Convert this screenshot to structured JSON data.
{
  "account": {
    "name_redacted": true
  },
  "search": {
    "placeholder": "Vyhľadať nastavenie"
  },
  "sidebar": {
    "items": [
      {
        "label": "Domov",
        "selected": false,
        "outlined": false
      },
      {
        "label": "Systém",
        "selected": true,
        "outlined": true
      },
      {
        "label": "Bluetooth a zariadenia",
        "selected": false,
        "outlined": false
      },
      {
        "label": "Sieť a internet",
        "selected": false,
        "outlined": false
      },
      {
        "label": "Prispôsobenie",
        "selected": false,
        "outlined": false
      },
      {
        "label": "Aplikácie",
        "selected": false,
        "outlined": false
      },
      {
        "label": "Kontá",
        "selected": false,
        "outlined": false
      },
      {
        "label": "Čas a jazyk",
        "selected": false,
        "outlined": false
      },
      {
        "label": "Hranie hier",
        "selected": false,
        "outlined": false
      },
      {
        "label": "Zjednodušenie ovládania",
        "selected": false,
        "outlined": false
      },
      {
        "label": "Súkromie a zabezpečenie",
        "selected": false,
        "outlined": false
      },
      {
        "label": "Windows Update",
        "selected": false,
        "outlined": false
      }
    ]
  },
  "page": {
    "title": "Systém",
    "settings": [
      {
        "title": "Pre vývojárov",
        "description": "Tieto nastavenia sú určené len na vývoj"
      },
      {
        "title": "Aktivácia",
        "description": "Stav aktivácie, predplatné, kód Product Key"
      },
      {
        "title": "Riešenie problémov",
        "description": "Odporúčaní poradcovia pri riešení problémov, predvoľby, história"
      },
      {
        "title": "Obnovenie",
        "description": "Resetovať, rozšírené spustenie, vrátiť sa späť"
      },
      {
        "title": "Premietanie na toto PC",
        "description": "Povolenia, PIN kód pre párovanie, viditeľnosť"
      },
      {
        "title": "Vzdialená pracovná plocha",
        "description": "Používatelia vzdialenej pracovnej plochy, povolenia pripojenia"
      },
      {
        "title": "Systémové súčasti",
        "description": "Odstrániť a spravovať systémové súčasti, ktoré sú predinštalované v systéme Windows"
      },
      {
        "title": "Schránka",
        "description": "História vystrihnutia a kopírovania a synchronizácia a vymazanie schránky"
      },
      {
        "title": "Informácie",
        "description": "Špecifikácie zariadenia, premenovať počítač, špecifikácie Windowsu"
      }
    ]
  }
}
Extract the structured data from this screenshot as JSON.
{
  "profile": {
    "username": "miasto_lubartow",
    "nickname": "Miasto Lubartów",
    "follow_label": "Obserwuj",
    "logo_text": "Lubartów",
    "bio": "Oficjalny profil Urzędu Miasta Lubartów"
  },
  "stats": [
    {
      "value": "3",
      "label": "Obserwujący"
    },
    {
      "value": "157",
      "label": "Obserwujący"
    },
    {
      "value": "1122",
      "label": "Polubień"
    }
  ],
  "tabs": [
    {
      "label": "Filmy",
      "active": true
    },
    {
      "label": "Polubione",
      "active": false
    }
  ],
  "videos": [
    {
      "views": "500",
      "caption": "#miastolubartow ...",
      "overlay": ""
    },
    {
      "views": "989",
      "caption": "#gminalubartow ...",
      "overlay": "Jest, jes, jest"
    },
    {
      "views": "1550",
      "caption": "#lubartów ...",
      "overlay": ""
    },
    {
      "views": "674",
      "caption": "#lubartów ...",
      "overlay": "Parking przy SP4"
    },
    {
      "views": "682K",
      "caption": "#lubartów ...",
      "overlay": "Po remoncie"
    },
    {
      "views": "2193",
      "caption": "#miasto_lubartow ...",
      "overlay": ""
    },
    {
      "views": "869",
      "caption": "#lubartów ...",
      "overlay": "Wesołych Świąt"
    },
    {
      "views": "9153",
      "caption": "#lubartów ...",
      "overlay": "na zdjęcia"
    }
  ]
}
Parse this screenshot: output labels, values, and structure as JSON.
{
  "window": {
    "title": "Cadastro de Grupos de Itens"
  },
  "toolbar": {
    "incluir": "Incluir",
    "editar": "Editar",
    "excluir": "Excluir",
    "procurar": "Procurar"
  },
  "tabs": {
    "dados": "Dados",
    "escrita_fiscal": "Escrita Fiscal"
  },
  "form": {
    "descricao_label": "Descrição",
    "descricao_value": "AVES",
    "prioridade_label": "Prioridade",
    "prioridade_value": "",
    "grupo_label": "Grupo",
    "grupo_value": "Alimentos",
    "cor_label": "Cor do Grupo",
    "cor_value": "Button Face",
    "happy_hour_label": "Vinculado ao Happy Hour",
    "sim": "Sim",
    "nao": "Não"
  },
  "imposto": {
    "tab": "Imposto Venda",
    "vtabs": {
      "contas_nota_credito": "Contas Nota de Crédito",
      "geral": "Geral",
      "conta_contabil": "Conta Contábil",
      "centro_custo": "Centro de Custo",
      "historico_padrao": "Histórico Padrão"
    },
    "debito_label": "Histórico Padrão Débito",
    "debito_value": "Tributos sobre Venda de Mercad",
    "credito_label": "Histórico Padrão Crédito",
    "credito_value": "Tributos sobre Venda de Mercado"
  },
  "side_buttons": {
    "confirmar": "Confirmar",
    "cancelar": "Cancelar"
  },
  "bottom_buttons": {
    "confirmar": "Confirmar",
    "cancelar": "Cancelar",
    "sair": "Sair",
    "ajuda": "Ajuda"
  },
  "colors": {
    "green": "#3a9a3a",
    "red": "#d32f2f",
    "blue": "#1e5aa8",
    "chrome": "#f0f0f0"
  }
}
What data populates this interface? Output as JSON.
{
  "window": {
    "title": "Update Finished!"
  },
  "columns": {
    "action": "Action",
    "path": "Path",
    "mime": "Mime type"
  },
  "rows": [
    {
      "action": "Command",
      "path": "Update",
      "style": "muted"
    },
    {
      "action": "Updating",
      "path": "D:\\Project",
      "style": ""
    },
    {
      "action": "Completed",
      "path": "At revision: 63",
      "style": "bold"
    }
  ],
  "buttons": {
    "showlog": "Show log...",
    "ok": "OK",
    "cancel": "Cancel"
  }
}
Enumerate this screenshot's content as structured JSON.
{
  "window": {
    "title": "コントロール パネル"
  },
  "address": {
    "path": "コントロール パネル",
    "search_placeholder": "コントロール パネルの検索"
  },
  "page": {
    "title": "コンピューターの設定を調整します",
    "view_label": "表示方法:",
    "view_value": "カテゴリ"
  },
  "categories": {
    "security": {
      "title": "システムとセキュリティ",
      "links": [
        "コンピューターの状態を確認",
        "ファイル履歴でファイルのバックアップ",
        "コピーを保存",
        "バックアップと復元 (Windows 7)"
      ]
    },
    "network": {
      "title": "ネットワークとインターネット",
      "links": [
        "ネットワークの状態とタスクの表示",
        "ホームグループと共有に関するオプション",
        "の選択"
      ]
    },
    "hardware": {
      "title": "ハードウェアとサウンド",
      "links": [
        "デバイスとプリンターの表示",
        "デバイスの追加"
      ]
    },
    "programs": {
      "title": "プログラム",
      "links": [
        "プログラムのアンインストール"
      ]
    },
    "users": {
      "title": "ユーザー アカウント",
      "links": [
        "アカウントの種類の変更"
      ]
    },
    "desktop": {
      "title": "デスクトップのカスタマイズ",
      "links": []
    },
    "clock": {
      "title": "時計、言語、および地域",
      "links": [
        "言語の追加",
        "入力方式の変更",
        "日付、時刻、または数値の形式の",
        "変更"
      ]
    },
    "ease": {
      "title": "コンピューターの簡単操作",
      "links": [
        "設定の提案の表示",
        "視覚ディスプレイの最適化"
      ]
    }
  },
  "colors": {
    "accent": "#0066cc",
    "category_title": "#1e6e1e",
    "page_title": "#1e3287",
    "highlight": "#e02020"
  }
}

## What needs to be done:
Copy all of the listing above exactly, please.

## Solution for this problem:
Convert this screenshot to structured JSON data.
{
  "account": {
    "name_redacted": true
  },
  "search": {
    "placeholder": "Vyhľadať nastavenie"
  },
  "sidebar": {
    "items": [
      {
        "label": "Domov",
        "selected": false,
        "outlined": false
      },
      {
        "label": "Systém",
        "selected": true,
        "outlined": true
      },
      {
        "label": "Bluetooth a zariadenia",
        "selected": false,
        "outlined": false
      },
      {
        "label": "Sieť a internet",
        "selected": false,
        "outlined": false
      },
      {
        "label": "Prispôsobenie",
        "selected": false,
        "outlined": false
      },
      {
        "label": "Aplikácie",
        "selected": false,
        "outlined": false
      },
      {
        "label": "Kontá",
        "selected": false,
        "outlined": false
      },
      {
        "label": "Čas a jazyk",
        "selected": false,
        "outlined": false
      },
      {
        "label": "Hranie hier",
        "selected": false,
        "outlined": false
      },
      {
        "label": "Zjednodušenie ovládania",
        "selected": false,
        "outlined": false
      },
      {
        "label": "Súkromie a zabezpečenie",
        "selected": false,
        "outlined": false
      },
      {
        "label": "Windows Update",
        "selected": false,
        "outlined": false
      }
    ]
  },
  "page": {
    "title": "Systém",
    "settings": [
      {
        "title": "Pre vývojárov",
        "description": "Tieto nastavenia sú určené len na vývoj"
      },
      {
        "title": "Aktivácia",
        "description": "Stav aktivácie, predplatné, kód Product Key"
      },
      {
        "title": "Riešenie problémov",
        "description": "Odporúčaní poradcovia pri riešení problémov, predvoľby, história"
      },
      {
        "title": "Obnovenie",
        "description": "Resetovať, rozšírené spustenie, vrátiť sa späť"
      },
      {
        "title": "Premietanie na toto PC",
        "description": "Povolenia, PIN kód pre párovanie, viditeľnosť"
      },
      {
        "title": "Vzdialená pracovná plocha",
        "description": "Používatelia vzdialenej pracovnej plochy, povolenia pripojenia"
      },
      {
        "title": "Systémové súčasti",
        "description": "Odstrániť a spravovať systémové súčasti, ktoré sú predinštalované v systéme Windows"
      },
      {
        "title": "Schránka",
        "description": "História vystrihnutia a kopírovania a synchronizácia a vymazanie schránky"
      },
      {
        "title": "Informácie",
        "description": "Špecifikácie zariadenia, premenovať počítač, špecifikácie Windowsu"
      }
    ]
  }
}
Extract the structured data from this screenshot as JSON.
{
  "profile": {
    "username": "miasto_lubartow",
    "nickname": "Miasto Lubartów",
    "follow_label": "Obserwuj",
    "logo_text": "Lubartów",
    "bio": "Oficjalny profil Urzędu Miasta Lubartów"
  },
  "stats": [
    {
      "value": "3",
      "label": "Obserwujący"
    },
    {
      "value": "157",
      "label": "Obserwujący"
    },
    {
      "value": "1122",
      "label": "Polubień"
    }
  ],
  "tabs": [
    {
      "label": "Filmy",
      "active": true
    },
    {
      "label": "Polubione",
      "active": false
    }
  ],
  "videos": [
    {
      "views": "500",
      "caption": "#miastolubartow ...",
      "overlay": ""
    },
    {
      "views": "989",
      "caption": "#gminalubartow ...",
      "overlay": "Jest, jes, jest"
    },
    {
      "views": "1550",
      "caption": "#lubartów ...",
      "overlay": ""
    },
    {
      "views": "674",
      "caption": "#lubartów ...",
      "overlay": "Parking przy SP4"
    },
    {
      "views": "682K",
      "caption": "#lubartów ...",
      "overlay": "Po remoncie"
    },
    {
      "views": "2193",
      "caption": "#miasto_lubartow ...",
      "overlay": ""
    },
    {
      "views": "869",
      "caption": "#lubartów ...",
      "overlay": "Wesołych Świąt"
    },
    {
      "views": "9153",
      "caption": "#lubartów ...",
      "overlay": "na zdjęcia"
    }
  ]
}
Parse this screenshot: output labels, values, and structure as JSON.
{
  "window": {
    "title": "Cadastro de Grupos de Itens"
  },
  "toolbar": {
    "incluir": "Incluir",
    "editar": "Editar",
    "excluir": "Excluir",
    "procurar": "Procurar"
  },
  "tabs": {
    "dados": "Dados",
    "escrita_fiscal": "Escrita Fiscal"
  },
  "form": {
    "descricao_label": "Descrição",
    "descricao_value": "AVES",
    "prioridade_label": "Prioridade",
    "prioridade_value": "",
    "grupo_label": "Grupo",
    "grupo_value": "Alimentos",
    "cor_label": "Cor do Grupo",
    "cor_value": "Button Face",
    "happy_hour_label": "Vinculado ao Happy Hour",
    "sim": "Sim",
    "nao": "Não"
  },
  "imposto": {
    "tab": "Imposto Venda",
    "vtabs": {
      "contas_nota_credito": "Contas Nota de Crédito",
      "geral": "Geral",
      "conta_contabil": "Conta Contábil",
      "centro_custo": "Centro de Custo",
      "historico_padrao": "Histórico Padrão"
    },
    "debito_label": "Histórico Padrão Débito",
    "debito_value": "Tributos sobre Venda de Mercad",
    "credito_label": "Histórico Padrão Crédito",
    "credito_value": "Tributos sobre Venda de Mercado"
  },
  "side_buttons": {
    "confirmar": "Confirmar",
    "cancelar": "Cancelar"
  },
  "bottom_buttons": {
    "confirmar": "Confirmar",
    "cancelar": "Cancelar",
    "sair": "Sair",
    "ajuda": "Ajuda"
  },
  "colors": {
    "green": "#3a9a3a",
    "red": "#d32f2f",
    "blue": "#1e5aa8",
    "chrome": "#f0f0f0"
  }
}
What data populates this interface? Output as JSON.
{
  "window": {
    "title": "Update Finished!"
  },
  "columns": {
    "action": "Action",
    "path": "Path",
    "mime": "Mime type"
  },
  "rows": [
    {
      "action": "Command",
      "path": "Update",
      "style": "muted"
    },
    {
      "action": "Updating",
      "path": "D:\\Project",
      "style": ""
    },
    {
      "action": "Completed",
      "path": "At revision: 63",
      "style": "bold"
    }
  ],
  "buttons": {
    "showlog": "Show log...",
    "ok": "OK",
    "cancel": "Cancel"
  }
}
Enumerate this screenshot's content as structured JSON.
{
  "window": {
    "title": "コントロール パネル"
  },
  "address": {
    "path": "コントロール パネル",
    "search_placeholder": "コントロール パネルの検索"
  },
  "page": {
    "title": "コンピューターの設定を調整します",
    "view_label": "表示方法:",
    "view_value": "カテゴリ"
  },
  "categories": {
    "security": {
      "title": "システムとセキュリティ",
      "links": [
        "コンピューターの状態を確認",
        "ファイル履歴でファイルのバックアップ",
        "コピーを保存",
        "バックアップと復元 (Windows 7)"
      ]
    },
    "network": {
      "title": "ネットワークとインターネット",
      "links": [
        "ネットワークの状態とタスクの表示",
        "ホームグループと共有に関するオプション",
        "の選択"
      ]
    },
    "hardware": {
      "title": "ハードウェアとサウンド",
      "links": [
        "デバイスとプリンターの表示",
        "デバイスの追加"
      ]
    },
    "programs": {
      "title": "プログラム",
      "links": [
        "プログラムのアンインストール"
      ]
    },
    "users": {
      "title": "ユーザー アカウント",
      "links": [
        "アカウントの種類の変更"
      ]
    },
    "desktop": {
      "title": "デスクトップのカスタマイズ",
      "links": []
    },
    "clock": {
      "title": "時計、言語、および地域",
      "links": [
        "言語の追加",
        "入力方式の変更",
        "日付、時刻、または数値の形式の",
        "変更"
      ]
    },
    "ease": {
      "title": "コンピューターの簡単操作",
      "links": [
        "設定の提案の表示",
        "視覚ディスプレイの最適化"
      ]
    }
  },
  "colors": {
    "accent": "#0066cc",
    "category_title": "#1e6e1e",
    "page_title": "#1e3287",
    "highlight": "#e02020"
  }
}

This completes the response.